When I am creating a book, all the rest of the world goes away. I enter the world I am creating. That’s the seductive and wonderful part I love about writing and illustrating a book. The only part of the publishing equation that I have control over is to put in the time, to keep working at it. Once I send a book out into the world, it begins a life of its own. It is always gratifying when a book does well, but I put just as much passion and care into all of them.

8. You write, illustrate, teach, speak at conferences and offer workshops at schools. Which do you find the most challenging? (I’m assuming you find them all rewarding in different ways.)
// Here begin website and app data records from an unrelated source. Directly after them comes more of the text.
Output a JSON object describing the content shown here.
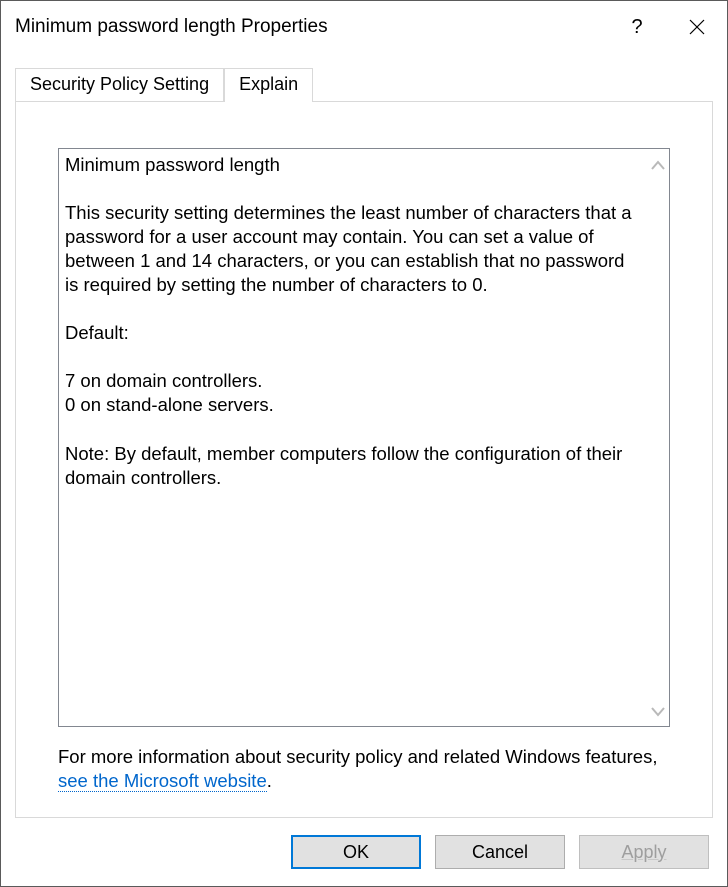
{
  "window": {
    "title": "Minimum password length Properties",
    "help_symbol": "?",
    "close_label": "Close"
  },
  "tabs": {
    "security_label": "Security Policy Setting",
    "explain_label": "Explain",
    "active": "explain"
  },
  "explain": {
    "text": "Minimum password length\n\nThis security setting determines the least number of characters that a password for a user account may contain. You can set a value of between 1 and 14 characters, or you can establish that no password is required by setting the number of characters to 0.\n\nDefault:\n\n7 on domain controllers.\n0 on stand-alone servers.\n\nNote: By default, member computers follow the configuration of their domain controllers.\n"
  },
  "footer": {
    "prefix": "For more information about security policy and related Windows features, ",
    "link_text": "see the Microsoft website",
    "suffix": "."
  },
  "buttons": {
    "ok": "OK",
    "cancel": "Cancel",
    "apply": "Apply"
  }
}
I teach at Vermont College’s MFA in Writing for Children and Young Adults program. These are my peeps. A wonderful community of faculty and students. I learn so much through teaching that feeds my own work. The processes of talking about making books and making books feed each other. Because I secretly want to be a professional ukulele player and singer, I really do enjoy making presentations.

9. Can you talk a little about “The Inside Story”, a twice-yearly event started by you and author George Shannon ten years ago and now hosted by SCBWI?
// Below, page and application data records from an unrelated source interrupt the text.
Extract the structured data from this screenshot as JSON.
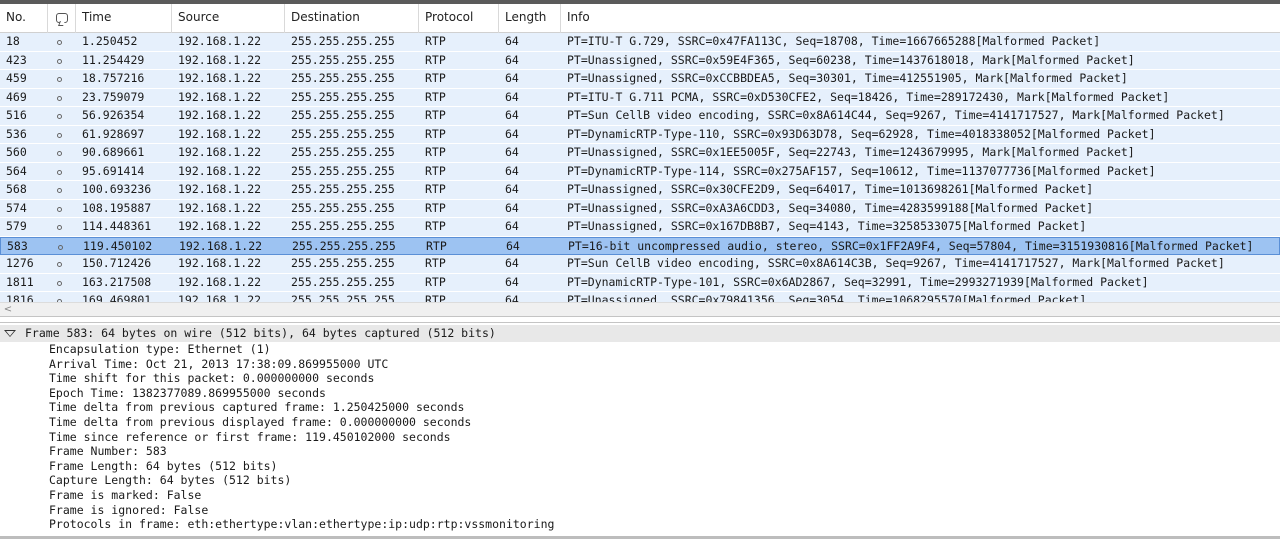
{
  "columns": [
    "No.",
    "",
    "Time",
    "Source",
    "Destination",
    "Protocol",
    "Length",
    "Info"
  ],
  "packets": [
    {
      "no": "18",
      "time": "1.250452",
      "src": "192.168.1.22",
      "dst": "255.255.255.255",
      "proto": "RTP",
      "len": "64",
      "info": "PT=ITU-T G.729, SSRC=0x47FA113C, Seq=18708, Time=1667665288[Malformed Packet]"
    },
    {
      "no": "423",
      "time": "11.254429",
      "src": "192.168.1.22",
      "dst": "255.255.255.255",
      "proto": "RTP",
      "len": "64",
      "info": "PT=Unassigned, SSRC=0x59E4F365, Seq=60238, Time=1437618018, Mark[Malformed Packet]"
    },
    {
      "no": "459",
      "time": "18.757216",
      "src": "192.168.1.22",
      "dst": "255.255.255.255",
      "proto": "RTP",
      "len": "64",
      "info": "PT=Unassigned, SSRC=0xCCBBDEA5, Seq=30301, Time=412551905, Mark[Malformed Packet]"
    },
    {
      "no": "469",
      "time": "23.759079",
      "src": "192.168.1.22",
      "dst": "255.255.255.255",
      "proto": "RTP",
      "len": "64",
      "info": "PT=ITU-T G.711 PCMA, SSRC=0xD530CFE2, Seq=18426, Time=289172430, Mark[Malformed Packet]"
    },
    {
      "no": "516",
      "time": "56.926354",
      "src": "192.168.1.22",
      "dst": "255.255.255.255",
      "proto": "RTP",
      "len": "64",
      "info": "PT=Sun CellB video encoding, SSRC=0x8A614C44, Seq=9267, Time=4141717527, Mark[Malformed Packet]"
    },
    {
      "no": "536",
      "time": "61.928697",
      "src": "192.168.1.22",
      "dst": "255.255.255.255",
      "proto": "RTP",
      "len": "64",
      "info": "PT=DynamicRTP-Type-110, SSRC=0x93D63D78, Seq=62928, Time=4018338052[Malformed Packet]"
    },
    {
      "no": "560",
      "time": "90.689661",
      "src": "192.168.1.22",
      "dst": "255.255.255.255",
      "proto": "RTP",
      "len": "64",
      "info": "PT=Unassigned, SSRC=0x1EE5005F, Seq=22743, Time=1243679995, Mark[Malformed Packet]"
    },
    {
      "no": "564",
      "time": "95.691414",
      "src": "192.168.1.22",
      "dst": "255.255.255.255",
      "proto": "RTP",
      "len": "64",
      "info": "PT=DynamicRTP-Type-114, SSRC=0x275AF157, Seq=10612, Time=1137077736[Malformed Packet]"
    },
    {
      "no": "568",
      "time": "100.693236",
      "src": "192.168.1.22",
      "dst": "255.255.255.255",
      "proto": "RTP",
      "len": "64",
      "info": "PT=Unassigned, SSRC=0x30CFE2D9, Seq=64017, Time=1013698261[Malformed Packet]"
    },
    {
      "no": "574",
      "time": "108.195887",
      "src": "192.168.1.22",
      "dst": "255.255.255.255",
      "proto": "RTP",
      "len": "64",
      "info": "PT=Unassigned, SSRC=0xA3A6CDD3, Seq=34080, Time=4283599188[Malformed Packet]"
    },
    {
      "no": "579",
      "time": "114.448361",
      "src": "192.168.1.22",
      "dst": "255.255.255.255",
      "proto": "RTP",
      "len": "64",
      "info": "PT=Unassigned, SSRC=0x167DB8B7, Seq=4143, Time=3258533075[Malformed Packet]"
    },
    {
      "no": "583",
      "time": "119.450102",
      "src": "192.168.1.22",
      "dst": "255.255.255.255",
      "proto": "RTP",
      "len": "64",
      "info": "PT=16-bit uncompressed audio, stereo, SSRC=0x1FF2A9F4, Seq=57804, Time=3151930816[Malformed Packet]",
      "selected": true
    },
    {
      "no": "1276",
      "time": "150.712426",
      "src": "192.168.1.22",
      "dst": "255.255.255.255",
      "proto": "RTP",
      "len": "64",
      "info": "PT=Sun CellB video encoding, SSRC=0x8A614C3B, Seq=9267, Time=4141717527, Mark[Malformed Packet]"
    },
    {
      "no": "1811",
      "time": "163.217508",
      "src": "192.168.1.22",
      "dst": "255.255.255.255",
      "proto": "RTP",
      "len": "64",
      "info": "PT=DynamicRTP-Type-101, SSRC=0x6AD2867, Seq=32991, Time=2993271939[Malformed Packet]"
    },
    {
      "no": "1816",
      "time": "169.469801",
      "src": "192.168.1.22",
      "dst": "255.255.255.255",
      "proto": "RTP",
      "len": "64",
      "info": "PT=Unassigned, SSRC=0x79841356, Seq=3054, Time=1068295570[Malformed Packet]"
    }
  ],
  "details": {
    "frame_summary": "Frame 583: 64 bytes on wire (512 bits), 64 bytes captured (512 bits)",
    "lines": [
      "Encapsulation type: Ethernet (1)",
      "Arrival Time: Oct 21, 2013 17:38:09.869955000 UTC",
      "Time shift for this packet: 0.000000000 seconds",
      "Epoch Time: 1382377089.869955000 seconds",
      "Time delta from previous captured frame: 1.250425000 seconds",
      "Time delta from previous displayed frame: 0.000000000 seconds",
      "Time since reference or first frame: 119.450102000 seconds",
      "Frame Number: 583",
      "Frame Length: 64 bytes (512 bits)",
      "Capture Length: 64 bytes (512 bits)",
      "Frame is marked: False",
      "Frame is ignored: False",
      "Protocols in frame: eth:ethertype:vlan:ethertype:ip:udp:rtp:vssmonitoring"
    ]
  },
  "icons": {
    "comment_column": "comment-icon",
    "packet_marker": "dot-icon",
    "scroll_left": "chevron-left-icon",
    "expand": "triangle-down-icon"
  },
  "colors": {
    "row_bg": "#e6f0fc",
    "selected_bg": "#9dc3f2",
    "selected_border": "#5a8fd6"
  }
}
George and I invented THE INSIDE STORY as a salon where children’s book authors and illustrators in the Seattle area could meet twice yearly to introduce their new books. After the first several years, our Seattle chapter of the SCBWI kindly took it over and it’s been rolling ever since – maybe 11 years? We rotate the venue through independent bookstores in Seattle and each presenter has three minutes to tell the story behind the story of his new book. Librarians, teachers, and booklovers provide the audience.

10. What advice do you have for children’s writers who want to write for very young children?
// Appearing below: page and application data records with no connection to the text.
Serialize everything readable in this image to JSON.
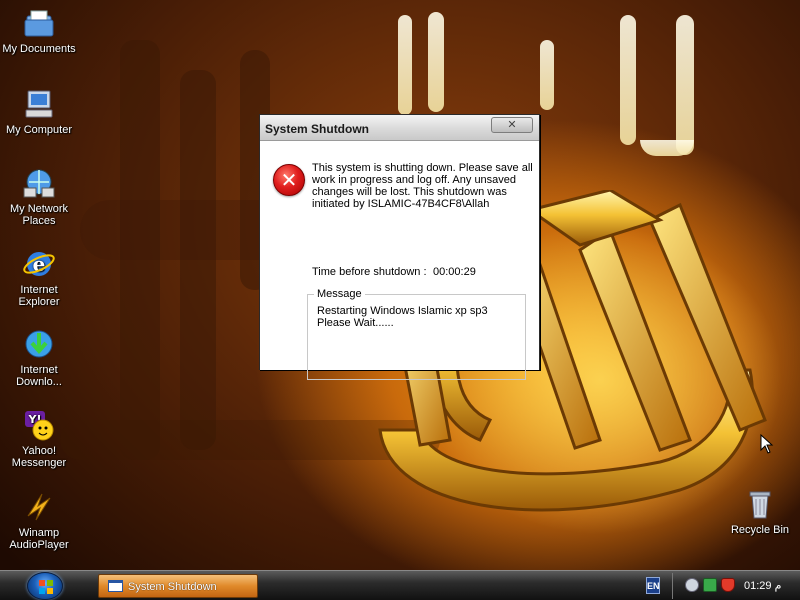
{
  "desktop": {
    "icons": [
      {
        "label": "My Documents",
        "icon": "my-documents-icon"
      },
      {
        "label": "My Computer",
        "icon": "my-computer-icon"
      },
      {
        "label": "My Network Places",
        "icon": "network-places-icon"
      },
      {
        "label": "Internet Explorer",
        "icon": "internet-explorer-icon"
      },
      {
        "label": "Internet Downlo...",
        "icon": "internet-download-manager-icon"
      },
      {
        "label": "Yahoo! Messenger",
        "icon": "yahoo-messenger-icon"
      },
      {
        "label": "Winamp AudioPlayer",
        "icon": "winamp-icon"
      },
      {
        "label": "Recycle Bin",
        "icon": "recycle-bin-icon"
      }
    ]
  },
  "dialog": {
    "title": "System Shutdown",
    "close_glyph": "✕",
    "icon": "error-icon",
    "message": "This system is shutting down. Please save all work in progress and log off. Any unsaved changes will be lost. This shutdown was initiated by ISLAMIC-47B4CF8\\Allah",
    "timer_label": "Time before shutdown :",
    "timer_value": "00:00:29",
    "group_label": "Message",
    "group_lines": [
      "Restarting Windows Islamic xp sp3",
      "Please Wait......"
    ]
  },
  "taskbar": {
    "start_icon": "windows-start-orb-icon",
    "task_button_label": "System Shutdown",
    "language": "EN",
    "tray_icons": [
      "network-tray-icon",
      "security-tray-icon",
      "shield-tray-icon"
    ],
    "clock": "01:29 م"
  },
  "colors": {
    "dialog_bg": "#ece9d8",
    "task_button": "#e08a2a",
    "error_red": "#e01e1e"
  }
}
Mostly, I don’t think writing for the very young is different than writing for any audience. It helps to write every day, to foster the habit of combing through life for stuff that belongs in a story. I don’t really set out to write for a certain age of audience. Instead, I tell the best story I can and then figure what the audience is.

I am a big believer in READING as a way to steep yourself in any particular genre of picture books. If you aim to write for the very young, find ten books that are the kind of book you want to make and deconstruct them. What makes the best ones so good? Notice how the story starts, the voice, the characterization, the language, design, pacing, page turns etc etc -- all the myriad elements that make the best ones best. There’s a whole university waiting for you between the covers of a well-done picture book.

A little developmental research can help, too. If your intention is to write for the very young, spend some time with little kids. Get down on their level and look at the world. Notice what draws their attention. Read magazines for parents of little kids. What are the issues and concerns? Then reach down in yourself and connect something from that research to something from your own experience to find the story that is yours to tell.

Visit Laura’s website at: http://www.lmkbooks.com/bio/index.php .
In addition to a list of all her books, there are fun activities for children, as well as information about programs and workshops for schools and conference presentations.

As for where to buy her books, Laura says:

I think it's great if people buy books from their local independent booksellers so that we will continue to have local independent booksellers -- but amazon.com has them all, too, plus resellers who stock the out-of- print titles through the amazon site.


Rachna Chhabria said...

I agree with Laura that "It helps to write every day, to foster the habit of combing through life for stuff that belongs in a story," and a little Developmental Research goes a long way when we start a new project/book. Great interview Elizabeth.

Amy Tate said...

What an amazing interview! Thank you, Elizabeth. My daughter and I are big Zelda and Ivy fans and we look forward to reading more.

RAD - Dot Painter said...

Wonderful interview, Mitty! Thank you for sharing this award winning writer with us.